My second observation is that the movie industry here in Japan is alive and well, with movie lovers just waiting to return to normalized conditions, to return to movie theaters, and to enjoy their favorite movies and stars on the big screen. Encouraging, all open-air showings during TIFF were all well attended and received. On social media, many of the 138 titles on display were eagerly debated and the Audience Award Prize went to a worthy winner – “Hold Me Back,” not to mention the opening and closing performances of “Underdog” and “Hokusai.” Then consider the attempts to kick-start the global movie industry, with “Tenant” which launched in Japanese movie theaters this summer. Though the title was arguably not ideal for such a tough mission, it was nevertheless a promising start to lure some of the viewers back to theaters, and demonstrate first-hand how country-wide movie theaters had been preparing for a new coronavirus reality.

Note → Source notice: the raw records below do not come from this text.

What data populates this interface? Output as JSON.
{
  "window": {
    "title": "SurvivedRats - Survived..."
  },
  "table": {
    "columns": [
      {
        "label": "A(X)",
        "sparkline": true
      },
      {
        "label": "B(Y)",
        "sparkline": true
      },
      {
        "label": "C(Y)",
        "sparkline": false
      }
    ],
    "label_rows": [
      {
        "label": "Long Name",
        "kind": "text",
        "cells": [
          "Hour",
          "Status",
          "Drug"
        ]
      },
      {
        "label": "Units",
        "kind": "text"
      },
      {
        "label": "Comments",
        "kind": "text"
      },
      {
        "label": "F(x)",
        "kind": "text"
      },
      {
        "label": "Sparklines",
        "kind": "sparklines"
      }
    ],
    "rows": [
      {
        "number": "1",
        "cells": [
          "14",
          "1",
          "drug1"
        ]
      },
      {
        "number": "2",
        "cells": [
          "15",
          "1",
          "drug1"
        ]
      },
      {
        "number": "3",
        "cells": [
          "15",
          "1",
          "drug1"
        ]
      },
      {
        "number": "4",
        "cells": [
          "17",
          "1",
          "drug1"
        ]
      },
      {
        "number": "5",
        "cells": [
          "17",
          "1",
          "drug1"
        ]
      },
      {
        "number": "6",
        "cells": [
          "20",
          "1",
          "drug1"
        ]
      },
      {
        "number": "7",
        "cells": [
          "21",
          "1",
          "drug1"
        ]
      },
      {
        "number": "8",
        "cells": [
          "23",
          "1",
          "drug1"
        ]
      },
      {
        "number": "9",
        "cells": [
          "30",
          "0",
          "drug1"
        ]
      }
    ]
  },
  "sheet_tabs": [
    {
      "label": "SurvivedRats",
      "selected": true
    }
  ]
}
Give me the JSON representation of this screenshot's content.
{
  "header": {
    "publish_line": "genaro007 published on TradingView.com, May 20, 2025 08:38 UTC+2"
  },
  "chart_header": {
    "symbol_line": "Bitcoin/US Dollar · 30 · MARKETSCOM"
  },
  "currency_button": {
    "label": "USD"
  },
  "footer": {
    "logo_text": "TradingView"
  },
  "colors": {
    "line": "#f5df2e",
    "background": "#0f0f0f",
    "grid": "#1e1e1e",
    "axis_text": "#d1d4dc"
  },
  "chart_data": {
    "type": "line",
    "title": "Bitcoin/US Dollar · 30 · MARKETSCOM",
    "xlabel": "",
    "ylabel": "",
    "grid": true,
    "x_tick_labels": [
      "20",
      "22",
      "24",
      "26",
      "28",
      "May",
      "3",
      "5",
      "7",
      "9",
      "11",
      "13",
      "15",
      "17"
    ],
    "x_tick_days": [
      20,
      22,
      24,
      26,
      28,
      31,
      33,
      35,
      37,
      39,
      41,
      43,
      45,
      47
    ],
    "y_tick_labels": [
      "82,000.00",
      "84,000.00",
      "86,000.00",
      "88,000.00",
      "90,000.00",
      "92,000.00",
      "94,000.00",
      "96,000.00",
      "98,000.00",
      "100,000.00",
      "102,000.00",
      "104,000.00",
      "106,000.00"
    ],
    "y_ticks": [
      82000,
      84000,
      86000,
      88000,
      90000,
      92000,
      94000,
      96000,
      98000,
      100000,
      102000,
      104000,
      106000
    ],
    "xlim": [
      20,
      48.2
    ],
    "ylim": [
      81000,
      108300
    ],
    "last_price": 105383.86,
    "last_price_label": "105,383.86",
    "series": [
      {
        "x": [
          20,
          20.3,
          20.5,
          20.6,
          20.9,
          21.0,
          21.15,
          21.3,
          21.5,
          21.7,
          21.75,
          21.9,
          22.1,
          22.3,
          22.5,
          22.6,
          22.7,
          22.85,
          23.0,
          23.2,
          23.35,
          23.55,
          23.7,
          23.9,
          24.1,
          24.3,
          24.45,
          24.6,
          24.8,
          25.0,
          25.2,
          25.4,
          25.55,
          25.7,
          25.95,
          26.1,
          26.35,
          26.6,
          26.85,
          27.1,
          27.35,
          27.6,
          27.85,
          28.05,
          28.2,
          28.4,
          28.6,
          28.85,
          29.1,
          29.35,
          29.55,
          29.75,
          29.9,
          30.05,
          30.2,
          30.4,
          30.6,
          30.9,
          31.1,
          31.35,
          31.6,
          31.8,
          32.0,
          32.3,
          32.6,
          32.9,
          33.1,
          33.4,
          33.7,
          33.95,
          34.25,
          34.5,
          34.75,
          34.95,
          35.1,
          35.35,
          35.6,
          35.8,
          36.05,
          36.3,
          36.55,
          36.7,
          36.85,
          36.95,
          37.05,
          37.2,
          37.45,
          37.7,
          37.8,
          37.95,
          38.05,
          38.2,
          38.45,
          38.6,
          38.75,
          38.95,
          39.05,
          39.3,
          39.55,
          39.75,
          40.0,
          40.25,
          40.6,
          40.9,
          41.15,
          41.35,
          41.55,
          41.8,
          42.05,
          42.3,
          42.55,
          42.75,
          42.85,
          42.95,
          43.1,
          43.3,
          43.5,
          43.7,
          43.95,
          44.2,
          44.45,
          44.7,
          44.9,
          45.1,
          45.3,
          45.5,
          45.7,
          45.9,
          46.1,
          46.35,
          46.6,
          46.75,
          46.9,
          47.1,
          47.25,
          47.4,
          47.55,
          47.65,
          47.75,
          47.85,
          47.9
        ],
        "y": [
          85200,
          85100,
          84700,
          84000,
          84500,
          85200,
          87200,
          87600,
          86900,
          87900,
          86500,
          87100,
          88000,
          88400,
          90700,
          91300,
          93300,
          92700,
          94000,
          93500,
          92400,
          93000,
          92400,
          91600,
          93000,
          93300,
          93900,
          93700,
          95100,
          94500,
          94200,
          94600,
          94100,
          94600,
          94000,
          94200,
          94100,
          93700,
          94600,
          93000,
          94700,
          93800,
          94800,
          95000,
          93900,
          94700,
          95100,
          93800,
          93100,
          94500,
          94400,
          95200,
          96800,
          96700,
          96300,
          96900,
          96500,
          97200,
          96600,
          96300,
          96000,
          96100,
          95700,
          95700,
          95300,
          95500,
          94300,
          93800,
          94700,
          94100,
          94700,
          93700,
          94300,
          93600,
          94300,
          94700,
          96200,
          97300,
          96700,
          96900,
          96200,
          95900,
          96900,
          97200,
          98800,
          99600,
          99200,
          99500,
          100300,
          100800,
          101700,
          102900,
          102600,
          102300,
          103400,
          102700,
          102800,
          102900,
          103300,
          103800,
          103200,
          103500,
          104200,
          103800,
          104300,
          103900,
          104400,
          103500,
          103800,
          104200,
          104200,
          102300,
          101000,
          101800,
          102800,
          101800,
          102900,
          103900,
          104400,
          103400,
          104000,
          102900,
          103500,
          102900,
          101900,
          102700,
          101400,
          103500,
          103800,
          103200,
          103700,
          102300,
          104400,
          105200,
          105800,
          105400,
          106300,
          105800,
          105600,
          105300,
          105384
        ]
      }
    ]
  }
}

Furthermore, just look at Demon Slayer’s huge success this year. An animated movie based on the blockbuster “Demon Slayer” manga series has broken box-office records in Japan as the first film ever to rake in over ¥10 billion ($100 million) within 10 days of opening according to its distributors. The previous record was held by director Hayao Miyazaki’s “Spirited Away,” which took 25 days to pull in box-office sales of ¥10 billion, eventually raking up ¥30.8 billion.
My third and final observation this year is the depth and quality of Japanese actors and directors that still exists in Japan just waiting to also be given a chance to shine on a global stage. This year’s TIFF, out of necessity, had a much stronger focus on national movie projects and productions, lacking the international movie premiers it has been known for in the past. Nevertheless, it was a great chance for the Japanese movie industry and their many members to dazzle and they didn’t disappoint. Whether for movies such as Hokusai, Hold Me Back or even anime movies such as Demon Slayer, with the right support from fans, government and financial resources, Japan can look forward to a much brighter future.
With the final moments of The 33rd Tokyo International Film Festival (TIFF), Chairman Hiroyasu Ando thanked audiences for turning out in such numbers despite the pandemic, and quoting Shakespeare, noted, “All’s well that ends well. We look forward to seeing you again next year.” I am looking forward to attending next year again.
More information on the whole event and its many movies please visit TIFF’s official website: https://2020.tiff-jp.net/en/